- It has also been suggested that untreated hearing loss could lead to a decline in cognitive performance because the cognitive resources normally used for higher-level comprehension (such as storing auditory information into memory, selectively attending to a listener, and processing auditory information quickly) is instead needed to accurately decode and perceive the sounds that the ears are struggling to properly hear.
Hearing Aids Are The Solution That So Many Need
With MCI and hearing loss becoming growing problems, the research into hearing and cognitive care is extensive. And at the end of many studies, researchers frequently find that hearing aid use may be the solution needed to address this twofold health issue.
In addition to making the world easier to hear, hearing aids have been found to help compensate for cognitive impairments. Experts agree that hearing aid use seems to provide an immediate effect on our mental functions - most likely by improving audibility and decreasing the cognitive load of the listening task.

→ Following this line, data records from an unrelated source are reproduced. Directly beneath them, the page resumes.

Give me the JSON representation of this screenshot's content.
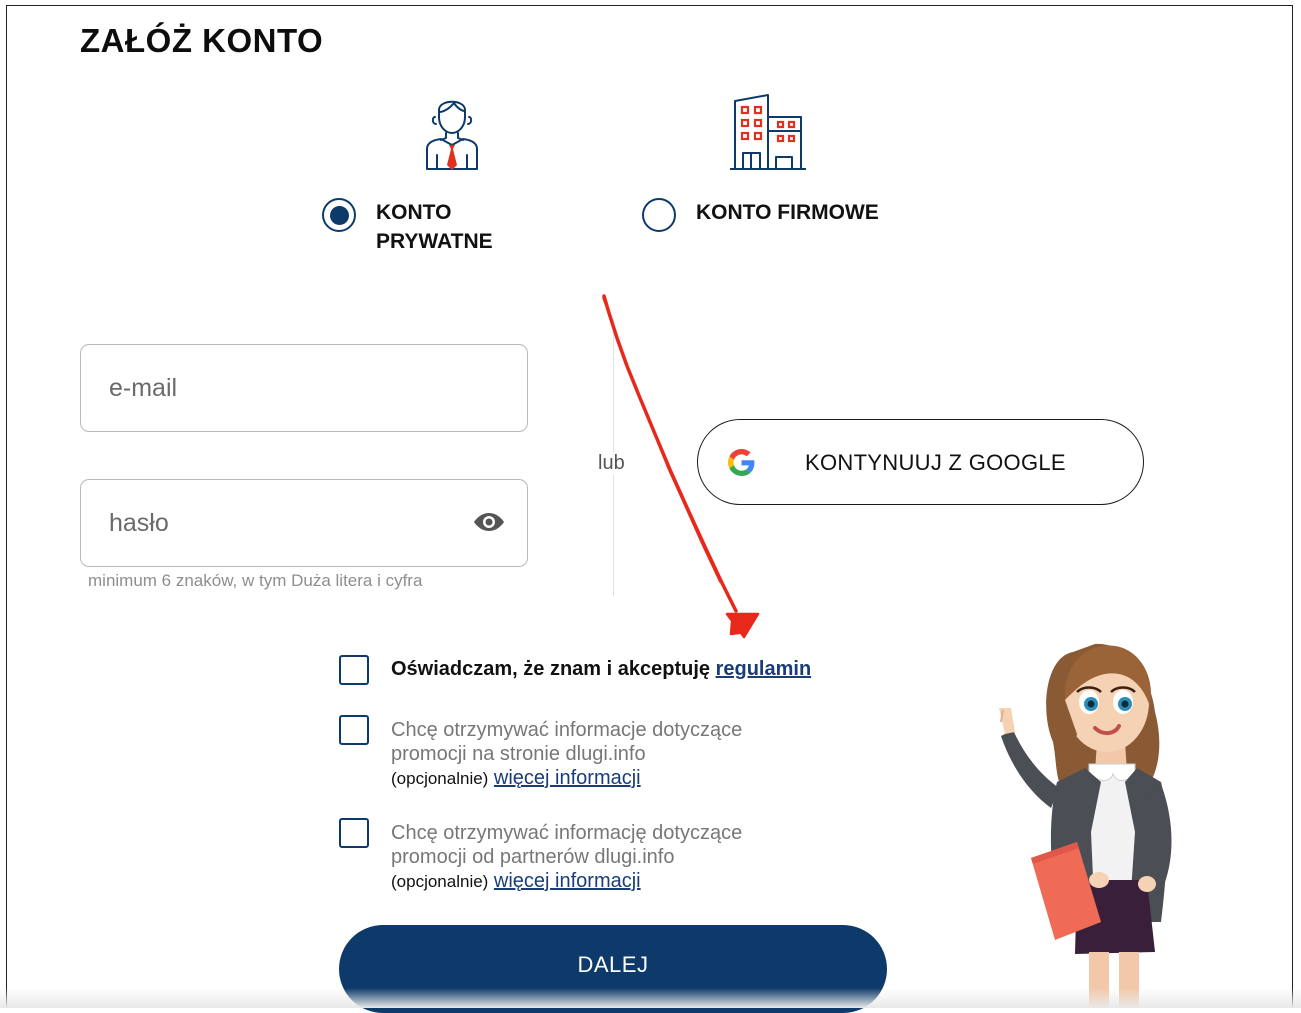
{
  "page": {
    "title": "ZAŁÓŻ KONTO"
  },
  "account_types": [
    {
      "label": "KONTO\nPRYWATNE",
      "selected": true,
      "icon": "person-icon"
    },
    {
      "label": "KONTO FIRMOWE",
      "selected": false,
      "icon": "building-icon"
    }
  ],
  "form": {
    "email_placeholder": "e-mail",
    "password_placeholder": "hasło",
    "password_hint": "minimum 6 znaków, w tym Duża litera i cyfra",
    "separator": "lub",
    "google_label": "KONTYNUUJ Z GOOGLE"
  },
  "consents": [
    {
      "text": "Oświadczam, że znam i akceptuję ",
      "link": "regulamin",
      "optional": ""
    },
    {
      "text": "Chcę otrzymywać informacje dotyczące promocji na stronie dlugi.info",
      "optional": "(opcjonalnie)",
      "link": "więcej informacji"
    },
    {
      "text": "Chcę otrzymywać informację dotyczące promocji od partnerów dlugi.info",
      "optional": "(opcjonalnie)",
      "link": "więcej informacji"
    }
  ],
  "actions": {
    "next_label": "DALEJ"
  },
  "colors": {
    "primary": "#0d3a6a",
    "accent": "#e0301e",
    "annotation_arrow": "#e8281a"
  }
}
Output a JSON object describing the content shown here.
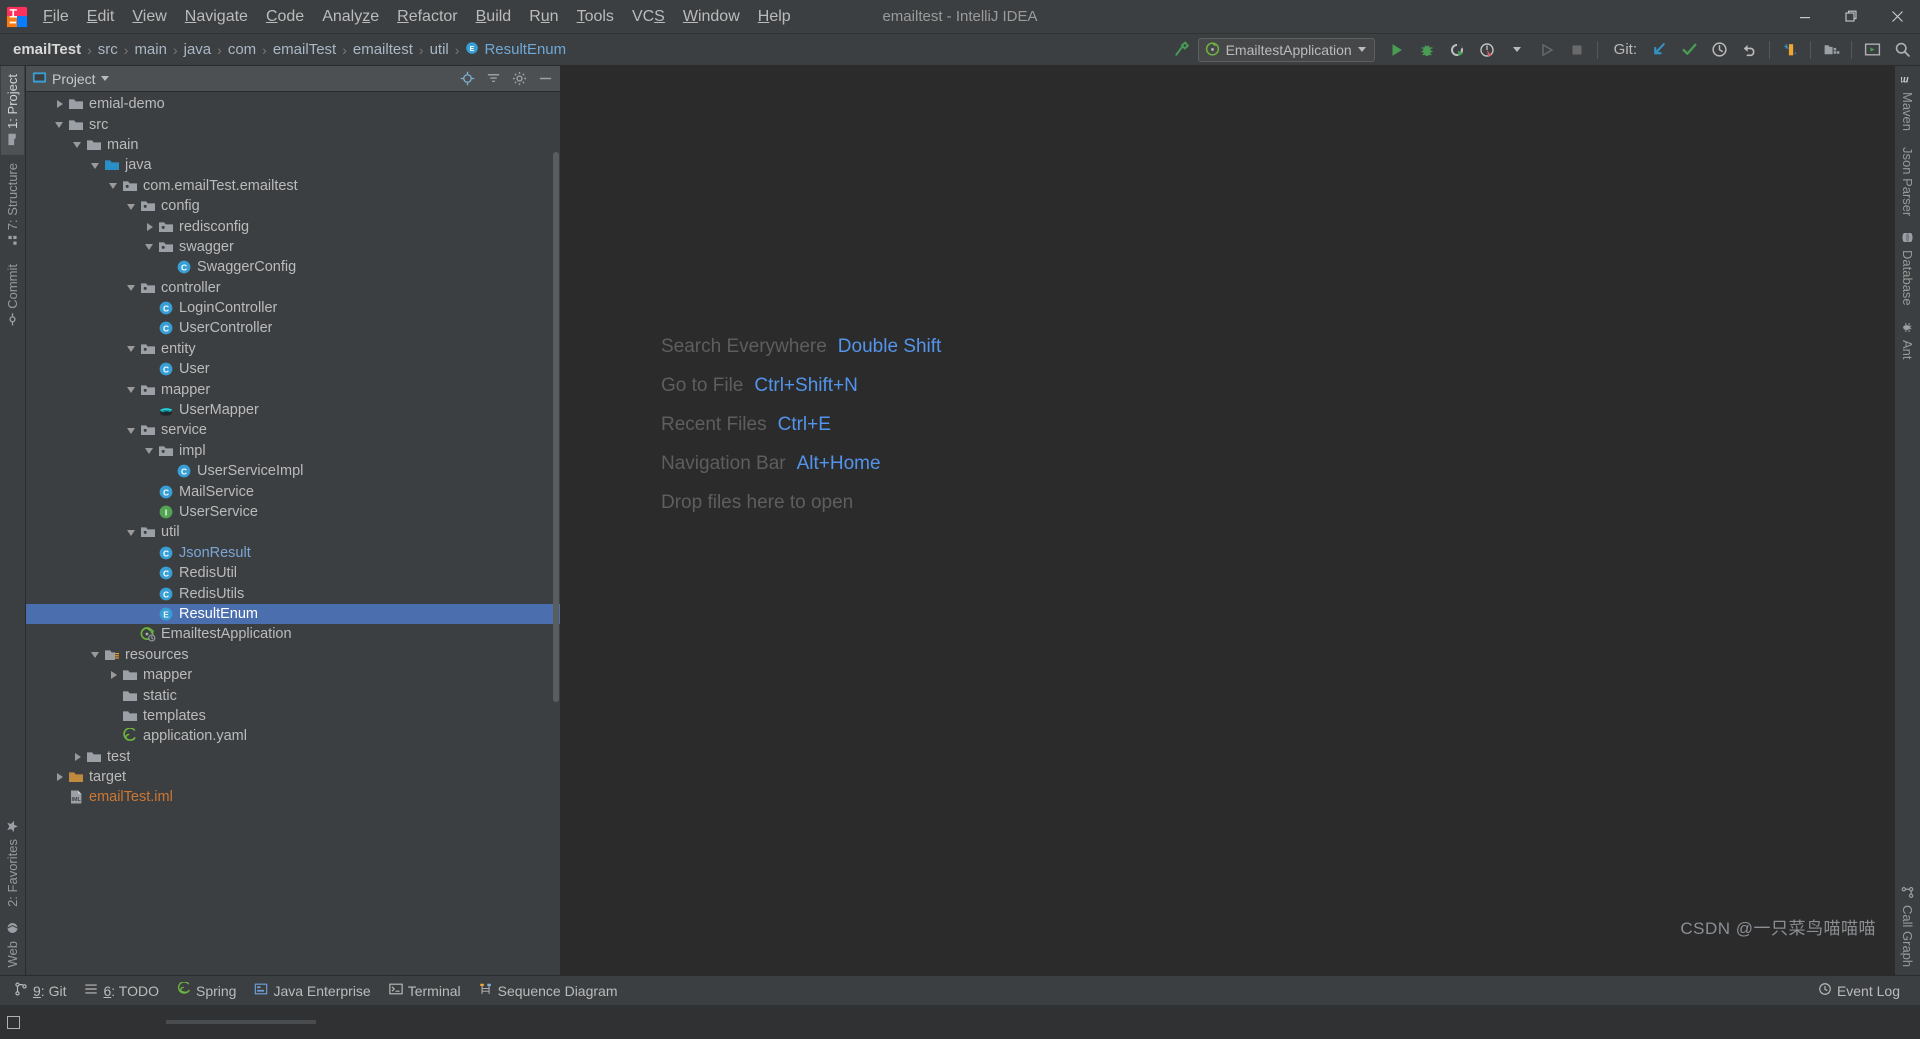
{
  "window": {
    "title": "emailtest - IntelliJ IDEA",
    "minimize": "—",
    "restore": "❐",
    "close": "✕",
    "logo_name": "intellij-idea-logo"
  },
  "menubar": {
    "items": [
      {
        "label": "File"
      },
      {
        "label": "Edit"
      },
      {
        "label": "View"
      },
      {
        "label": "Navigate"
      },
      {
        "label": "Code"
      },
      {
        "label": "Analyze"
      },
      {
        "label": "Refactor"
      },
      {
        "label": "Build"
      },
      {
        "label": "Run"
      },
      {
        "label": "Tools"
      },
      {
        "label": "VCS"
      },
      {
        "label": "Window"
      },
      {
        "label": "Help"
      }
    ]
  },
  "breadcrumb": {
    "separator": "›",
    "items": [
      {
        "label": "emailTest",
        "style": "root"
      },
      {
        "label": "src",
        "style": ""
      },
      {
        "label": "main",
        "style": ""
      },
      {
        "label": "java",
        "style": ""
      },
      {
        "label": "com",
        "style": ""
      },
      {
        "label": "emailTest",
        "style": ""
      },
      {
        "label": "emailtest",
        "style": ""
      },
      {
        "label": "util",
        "style": ""
      },
      {
        "label": "ResultEnum",
        "style": "active",
        "icon": "enum-icon"
      }
    ]
  },
  "toolbar": {
    "build_icon": "hammer-icon",
    "run_config": {
      "label": "EmailtestApplication",
      "icon": "spring-boot-icon",
      "dropdown": "▾"
    },
    "run_button": "run-icon",
    "debug_button": "debug-icon",
    "run_coverage_button": "run-with-coverage-icon",
    "profile_button": "profiler-icon",
    "profile_dropdown": "▾",
    "attach_button": "run-disabled-icon",
    "stop_button": "stop-icon",
    "git_label": "Git:",
    "git_update": "update-project-icon",
    "git_commit": "commit-icon",
    "git_history": "history-icon",
    "git_rollback": "rollback-icon",
    "bookmark_button": "bookmarks-icon",
    "project_structure_button": "project-structure-icon",
    "run_anything_button": "run-anything-icon",
    "search_button": "search-everywhere-icon"
  },
  "left_strip": {
    "top": [
      {
        "label": "1: Project",
        "icon": "project-icon",
        "selected": true
      },
      {
        "label": "7: Structure",
        "icon": "structure-icon",
        "selected": false
      },
      {
        "label": "Commit",
        "icon": "commit-icon",
        "selected": false
      }
    ],
    "bottom": [
      {
        "label": "2: Favorites",
        "icon": "star-icon",
        "selected": false
      },
      {
        "label": "Web",
        "icon": "web-icon",
        "selected": false
      }
    ]
  },
  "right_strip": {
    "top": [
      {
        "label": "Maven",
        "icon": "maven-icon"
      },
      {
        "label": "Json Parser",
        "icon": "json-icon"
      },
      {
        "label": "Database",
        "icon": "database-icon"
      },
      {
        "label": "Ant",
        "icon": "ant-icon"
      }
    ],
    "bottom": [
      {
        "label": "Call Graph",
        "icon": "call-graph-icon"
      }
    ]
  },
  "project_panel": {
    "title": "Project",
    "title_icon": "project-view-icon",
    "title_dropdown": "▾",
    "locate_button": "locate-icon",
    "collapse_button": "collapse-all-icon",
    "settings_button": "gear-icon",
    "hide_button": "hide-icon",
    "tree": [
      {
        "depth": 1,
        "arrow": "collapsed",
        "icon": "folder-icon",
        "label": "emial-demo",
        "style": ""
      },
      {
        "depth": 1,
        "arrow": "expanded",
        "icon": "folder-icon",
        "label": "src",
        "style": ""
      },
      {
        "depth": 2,
        "arrow": "expanded",
        "icon": "folder-icon",
        "label": "main",
        "style": ""
      },
      {
        "depth": 3,
        "arrow": "expanded",
        "icon": "source-folder-icon",
        "label": "java",
        "style": ""
      },
      {
        "depth": 4,
        "arrow": "expanded",
        "icon": "package-icon",
        "label": "com.emailTest.emailtest",
        "style": ""
      },
      {
        "depth": 5,
        "arrow": "expanded",
        "icon": "package-icon",
        "label": "config",
        "style": ""
      },
      {
        "depth": 6,
        "arrow": "collapsed",
        "icon": "package-icon",
        "label": "redisconfig",
        "style": ""
      },
      {
        "depth": 6,
        "arrow": "expanded",
        "icon": "package-icon",
        "label": "swagger",
        "style": ""
      },
      {
        "depth": 7,
        "arrow": "none",
        "icon": "class-icon",
        "label": "SwaggerConfig",
        "style": ""
      },
      {
        "depth": 5,
        "arrow": "expanded",
        "icon": "package-icon",
        "label": "controller",
        "style": ""
      },
      {
        "depth": 6,
        "arrow": "none",
        "icon": "class-icon",
        "label": "LoginController",
        "style": ""
      },
      {
        "depth": 6,
        "arrow": "none",
        "icon": "class-icon",
        "label": "UserController",
        "style": ""
      },
      {
        "depth": 5,
        "arrow": "expanded",
        "icon": "package-icon",
        "label": "entity",
        "style": ""
      },
      {
        "depth": 6,
        "arrow": "none",
        "icon": "class-icon",
        "label": "User",
        "style": ""
      },
      {
        "depth": 5,
        "arrow": "expanded",
        "icon": "package-icon",
        "label": "mapper",
        "style": ""
      },
      {
        "depth": 6,
        "arrow": "none",
        "icon": "mybatis-mapper-icon",
        "label": "UserMapper",
        "style": ""
      },
      {
        "depth": 5,
        "arrow": "expanded",
        "icon": "package-icon",
        "label": "service",
        "style": ""
      },
      {
        "depth": 6,
        "arrow": "expanded",
        "icon": "package-icon",
        "label": "impl",
        "style": ""
      },
      {
        "depth": 7,
        "arrow": "none",
        "icon": "class-icon",
        "label": "UserServiceImpl",
        "style": ""
      },
      {
        "depth": 6,
        "arrow": "none",
        "icon": "class-icon",
        "label": "MailService",
        "style": ""
      },
      {
        "depth": 6,
        "arrow": "none",
        "icon": "interface-icon",
        "label": "UserService",
        "style": ""
      },
      {
        "depth": 5,
        "arrow": "expanded",
        "icon": "package-icon",
        "label": "util",
        "style": ""
      },
      {
        "depth": 6,
        "arrow": "none",
        "icon": "class-icon",
        "label": "JsonResult",
        "style": "blue"
      },
      {
        "depth": 6,
        "arrow": "none",
        "icon": "class-icon",
        "label": "RedisUtil",
        "style": ""
      },
      {
        "depth": 6,
        "arrow": "none",
        "icon": "class-icon",
        "label": "RedisUtils",
        "style": ""
      },
      {
        "depth": 6,
        "arrow": "none",
        "icon": "enum-icon",
        "label": "ResultEnum",
        "style": "",
        "selected": true
      },
      {
        "depth": 5,
        "arrow": "none",
        "icon": "spring-boot-app-icon",
        "label": "EmailtestApplication",
        "style": ""
      },
      {
        "depth": 3,
        "arrow": "expanded",
        "icon": "resources-folder-icon",
        "label": "resources",
        "style": ""
      },
      {
        "depth": 4,
        "arrow": "collapsed",
        "icon": "folder-icon",
        "label": "mapper",
        "style": ""
      },
      {
        "depth": 4,
        "arrow": "none",
        "icon": "folder-icon",
        "label": "static",
        "style": ""
      },
      {
        "depth": 4,
        "arrow": "none",
        "icon": "folder-icon",
        "label": "templates",
        "style": ""
      },
      {
        "depth": 4,
        "arrow": "none",
        "icon": "yaml-icon",
        "label": "application.yaml",
        "style": ""
      },
      {
        "depth": 2,
        "arrow": "collapsed",
        "icon": "folder-icon",
        "label": "test",
        "style": ""
      },
      {
        "depth": 1,
        "arrow": "collapsed",
        "icon": "target-folder-icon",
        "label": "target",
        "style": ""
      },
      {
        "depth": 1,
        "arrow": "none",
        "icon": "iml-icon",
        "label": "emailTest.iml",
        "style": "red"
      }
    ]
  },
  "editor": {
    "hints": [
      {
        "text": "Search Everywhere",
        "key": "Double Shift"
      },
      {
        "text": "Go to File",
        "key": "Ctrl+Shift+N"
      },
      {
        "text": "Recent Files",
        "key": "Ctrl+E"
      },
      {
        "text": "Navigation Bar",
        "key": "Alt+Home"
      },
      {
        "text": "Drop files here to open",
        "key": ""
      }
    ]
  },
  "statusbar": {
    "items": [
      {
        "label": "9: Git",
        "icon": "git-branch-icon",
        "underline": "9"
      },
      {
        "label": "6: TODO",
        "icon": "todo-icon",
        "underline": "6"
      },
      {
        "label": "Spring",
        "icon": "spring-icon",
        "underline": ""
      },
      {
        "label": "Java Enterprise",
        "icon": "java-enterprise-icon",
        "underline": ""
      },
      {
        "label": "Terminal",
        "icon": "terminal-icon",
        "underline": ""
      },
      {
        "label": "Sequence Diagram",
        "icon": "sequence-diagram-icon",
        "underline": ""
      }
    ],
    "event_log": {
      "label": "Event Log",
      "icon": "event-log-icon"
    }
  },
  "watermark": {
    "text": "CSDN @一只菜鸟喵喵喵"
  },
  "colors": {
    "selection": "#4b6eaf",
    "accent_blue": "#5394ec",
    "editor_bg": "#2b2b2b",
    "chrome_bg": "#3c3f41",
    "text": "#bbbbbb",
    "green": "#499c54",
    "orange": "#cc7832"
  }
}
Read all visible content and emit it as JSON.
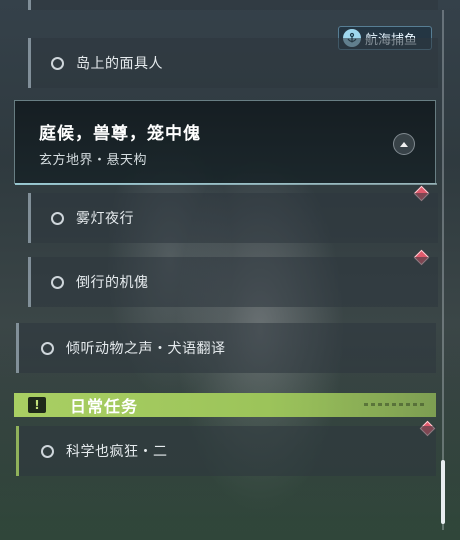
{
  "quest_list": {
    "top_partial_label": "",
    "sub_quest_1": "岛上的面具人",
    "active": {
      "title": "庭候，兽尊，笼中傀",
      "location": "玄方地界・悬天构"
    },
    "sub_quest_2": "雾灯夜行",
    "sub_quest_3": "倒行的机傀",
    "side_quest": "倾听动物之声・犬语翻译",
    "daily_section": {
      "header": "日常任务",
      "icon_glyph": "!",
      "items": [
        "科学也疯狂・二"
      ]
    }
  },
  "tag": {
    "label": "航海捕鱼",
    "icon": "anchor-icon"
  },
  "colors": {
    "daily_accent": "#a9cf63",
    "marker": "#e05a6c"
  }
}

Additionally, the secondary effects of hearing aid use include helping to improve mood, increase social interactions, and enable participation in cognitively stimulating abilities - all of which consequently could slow cognitive decline.
Here’s the catch - among adults aged 70 and older with hearing loss who could benefit from hearing aids, fewer than one in three (30 percent) has ever used them. Even fewer adults aged 20 to 69 (approximately 16 percent) who could benefit from wearing hearing aids have ever used them.
With more and more research highlighting the benefits of hearing aids, and with experts worrying about the increasing rates of cognitive decline worldwide, it’s time for this to change. We know that hearing aids can help with this issue. What we don’t know is who, exactly, needs them.
As hearing loss can be gradual, many people delay necessary testing. But timely evaluation is what keeps you or your loved ones informed about auditory issues, such as high-frequency loss, which can increase cognitive decline’s risk and rate.
If you are due for a hearing evaluation, and/or want a consultation about the role your ears have to play in your aging plan, we can help. Since 1949, Hearing Unlimited, Inc. has specialized in addressing the numerous underappreciated issues associated with hearing loss. Contact us online or by phone today to schedule an appointment with us, and to begin caring for your hearing and your mind alike.